By Curt Collier
I love a winter sky… far more interesting than the paltry display of summer. Sure, Scorpio looks great with its bright red eye (Antares) observed from a meadow in Yellowstone during August, but that is no comparison to the red eye (Aldebaran) of Taurus pitched between Orion and the Pleiades. I’m smitten. It’s not just the constellations that grace a winter sky. Perhaps due to the sudden drop in humidity, the sky comes alive in the winter. Each evening as I take our pet for her nightly patrol of the neighborhood, her eyes are drawn to the cavalcade of smells arising from a neighbor’s Ligustrum, while my eyes are drawn ever upward. It’s there I reorient myself to the world each evening. There’s Polaris in the north, Orion’s sword pointing south, and a parade of planets from east to west. (Look up to see Venus, Saturn, and Jupiter all in a row). There is, however, another reason I like a winter sky.
My father went to work each morning at 5, and he passed through my brother’s and my room on the way to his old Buick (our room was once a garage). In 1966, Victoria, Texas, was still a fairly sleepy town and on that cool November night, the thick humid haze had lifted, revealing more of the night sky. I remember being awakened from my sleep by my father, who was quickly wrapping us in our Navajo-print blankets. “Come outside quickly!” he said excitedly. “Meteors!” He ran through the house waking my siblings and mom and soon all of us were standing on the carport gazing upward. And what a sight! This was the great Leonid meteor shower of 1966, when meteors rained down 50 per second. It was awe-inspiring and a little scary. “I don’t understand.” I remember asking my dad, “What is going on?” Unless you’ve seen such a meteor “storm,” it’s difficult to describe. It was like standing under a clear umbrella as streaks of shimmering rain were flowing down on all sides at a high rate. Our planet had rotated into the direction of the bits of debris projected off the Tempel-Tuttle comet, and we were headed right into that stream. The vision is etched into my memory.
Such an astronomical spectacle
I’ve tried to explain it to others, but unless you’ve seen it, it is indeed hard to imagine. It’s not like most people have seen such an astronomical spectacle, and so they tell you some story about a meteorite they once saw streak across the lake where their family had gone camping. Cool, to be sure, but not the same thing. For example, I had the privilege of seeing a total solar eclipse a few years back and all I want to do is to see it again. There we all sat chatting in a field in Grand Teton when suddenly (it happens extremely fast) a whole punched into the sky and a bright ring appeared. We all began screaming and running east toward this splendor. It was the most beautiful thing I had ever seen…and I, too, was running, shouting, and wanting to embrace this wonder. Sometimes, it’s all I can think about. (Get ready, another is coming in 2025. Sell everything you have if you need to and reserve your spot in Pennsylvania or upstate New York). I have friends in Texas who saw a partial eclipse. They said it was kind of neat, also. Not even close to what we were experiencing, those of us lucky enough to be in the path of totality. It’s like comparing the glow off a lighted billboard along Highway 80 to seeing the aurora borealis.

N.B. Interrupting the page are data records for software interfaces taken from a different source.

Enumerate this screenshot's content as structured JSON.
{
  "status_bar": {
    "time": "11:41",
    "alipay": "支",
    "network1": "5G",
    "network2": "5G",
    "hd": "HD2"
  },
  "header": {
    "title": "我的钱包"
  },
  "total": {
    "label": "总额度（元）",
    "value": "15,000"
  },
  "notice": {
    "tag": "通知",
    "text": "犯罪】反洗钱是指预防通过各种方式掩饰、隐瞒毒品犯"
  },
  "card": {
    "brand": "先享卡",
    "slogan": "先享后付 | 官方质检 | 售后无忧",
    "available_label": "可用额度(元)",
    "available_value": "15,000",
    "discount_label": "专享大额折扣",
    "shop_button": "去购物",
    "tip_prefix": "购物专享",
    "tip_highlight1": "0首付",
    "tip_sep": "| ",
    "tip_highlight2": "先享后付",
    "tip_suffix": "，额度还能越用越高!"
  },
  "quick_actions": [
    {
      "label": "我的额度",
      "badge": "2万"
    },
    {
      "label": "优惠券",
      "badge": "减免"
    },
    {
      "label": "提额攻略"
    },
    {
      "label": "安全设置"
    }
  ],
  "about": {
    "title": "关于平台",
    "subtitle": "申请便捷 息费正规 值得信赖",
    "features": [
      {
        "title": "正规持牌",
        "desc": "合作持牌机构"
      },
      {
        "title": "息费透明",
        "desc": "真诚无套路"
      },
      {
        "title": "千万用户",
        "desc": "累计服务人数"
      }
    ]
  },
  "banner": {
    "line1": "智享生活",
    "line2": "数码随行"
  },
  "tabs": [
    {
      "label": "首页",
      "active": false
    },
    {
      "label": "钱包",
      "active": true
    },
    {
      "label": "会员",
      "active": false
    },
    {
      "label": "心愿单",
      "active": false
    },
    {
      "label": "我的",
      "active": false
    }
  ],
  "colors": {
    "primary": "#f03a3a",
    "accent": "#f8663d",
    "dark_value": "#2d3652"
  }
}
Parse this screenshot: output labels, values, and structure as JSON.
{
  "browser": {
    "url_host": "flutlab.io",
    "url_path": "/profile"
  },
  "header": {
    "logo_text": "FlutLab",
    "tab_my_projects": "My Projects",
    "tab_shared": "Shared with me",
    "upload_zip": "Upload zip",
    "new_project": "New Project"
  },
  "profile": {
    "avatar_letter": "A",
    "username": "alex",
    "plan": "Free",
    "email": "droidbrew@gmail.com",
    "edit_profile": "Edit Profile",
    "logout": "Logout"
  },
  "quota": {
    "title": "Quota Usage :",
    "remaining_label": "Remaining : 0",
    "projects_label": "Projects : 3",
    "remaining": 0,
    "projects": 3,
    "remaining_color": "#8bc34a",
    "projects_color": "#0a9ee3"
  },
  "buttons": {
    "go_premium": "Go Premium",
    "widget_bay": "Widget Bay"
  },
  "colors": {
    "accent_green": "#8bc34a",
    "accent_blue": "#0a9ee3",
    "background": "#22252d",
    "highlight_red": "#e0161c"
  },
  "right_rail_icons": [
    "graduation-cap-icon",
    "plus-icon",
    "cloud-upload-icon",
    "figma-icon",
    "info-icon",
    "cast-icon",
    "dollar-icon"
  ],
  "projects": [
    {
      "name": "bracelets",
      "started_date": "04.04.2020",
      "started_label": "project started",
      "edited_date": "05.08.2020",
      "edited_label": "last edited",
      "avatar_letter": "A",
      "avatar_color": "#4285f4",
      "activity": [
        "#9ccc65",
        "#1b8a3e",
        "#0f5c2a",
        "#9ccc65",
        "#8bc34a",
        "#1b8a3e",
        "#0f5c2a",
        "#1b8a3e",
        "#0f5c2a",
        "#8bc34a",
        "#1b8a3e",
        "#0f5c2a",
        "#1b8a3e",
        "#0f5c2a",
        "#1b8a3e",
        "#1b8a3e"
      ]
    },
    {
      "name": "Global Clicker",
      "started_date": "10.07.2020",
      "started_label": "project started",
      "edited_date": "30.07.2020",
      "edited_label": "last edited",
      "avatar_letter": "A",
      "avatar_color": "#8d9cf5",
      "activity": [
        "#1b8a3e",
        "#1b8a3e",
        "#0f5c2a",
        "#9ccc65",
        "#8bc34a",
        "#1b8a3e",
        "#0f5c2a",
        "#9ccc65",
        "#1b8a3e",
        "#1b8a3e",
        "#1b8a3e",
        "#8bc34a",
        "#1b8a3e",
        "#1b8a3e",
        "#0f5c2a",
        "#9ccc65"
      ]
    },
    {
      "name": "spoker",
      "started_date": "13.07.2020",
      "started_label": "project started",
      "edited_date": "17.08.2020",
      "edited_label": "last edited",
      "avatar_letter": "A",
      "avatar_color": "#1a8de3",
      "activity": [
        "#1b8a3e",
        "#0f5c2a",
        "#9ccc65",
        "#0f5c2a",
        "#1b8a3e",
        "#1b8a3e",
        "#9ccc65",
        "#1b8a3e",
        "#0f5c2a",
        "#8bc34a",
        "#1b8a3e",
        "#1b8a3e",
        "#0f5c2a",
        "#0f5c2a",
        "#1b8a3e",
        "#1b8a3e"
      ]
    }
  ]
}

OK, this might all sound a little too geeky (don’t care), but I think it’s important to know where you get your supply of wondrous moments. We need them in our lives, those instances with extraordinary beauty and surprise that remind us that life can be pretty amazing.
Hopefully, you carry them in your consciousness like a string of pearls, a collection of precious bobbles that adorn your essence.
Curiosity, contemplation, and joy
The psychologist Dr. Neel Burton explains that “Wonder is a complex emotion involving elements of surprise, curiosity, contemplation, and joy. It is perhaps best defined as a heightened state of consciousness and emotion brought about by something singularly beautiful, rare, or unexpected—that is, by a marvel.”
Dr. Burton argues that wonder renders our perception of the world and allows for new ideas and new thinking to take root in the gap. Thus, it’s not only a momentary experience of beauty or awe, but an opportunity to reexamine our world and perhaps expand that vista.
Perhaps that’s what happened to me in 1966 when I told my dad “I don’t understand” upon seeing the Leonid meteor shower. Somehow the starry sky was alive in ways I didn’t know were possible. I never looked at the night sky the same way and it deepened my love of science, which has opened me up to even more wonders.
And so, yes indeed, moments of wonder are necessary. What inspires you will surely be different than what inspires me, and I look forward to hearing your own stories of marvel. What a great way to pass the winter indoors, sharing these exquisite bobbles with our friends and watching their faces light up as our heart begins to race and our voice trembles a little as we recall the vision with excitement. Perhaps your world, too, was enlarged by these events. We need these moments to stretch our imagination. So I ask once again, where do you get your supply of wonder?
Curt Collier is interim leader of the Ethical Culture Society of Bergen County.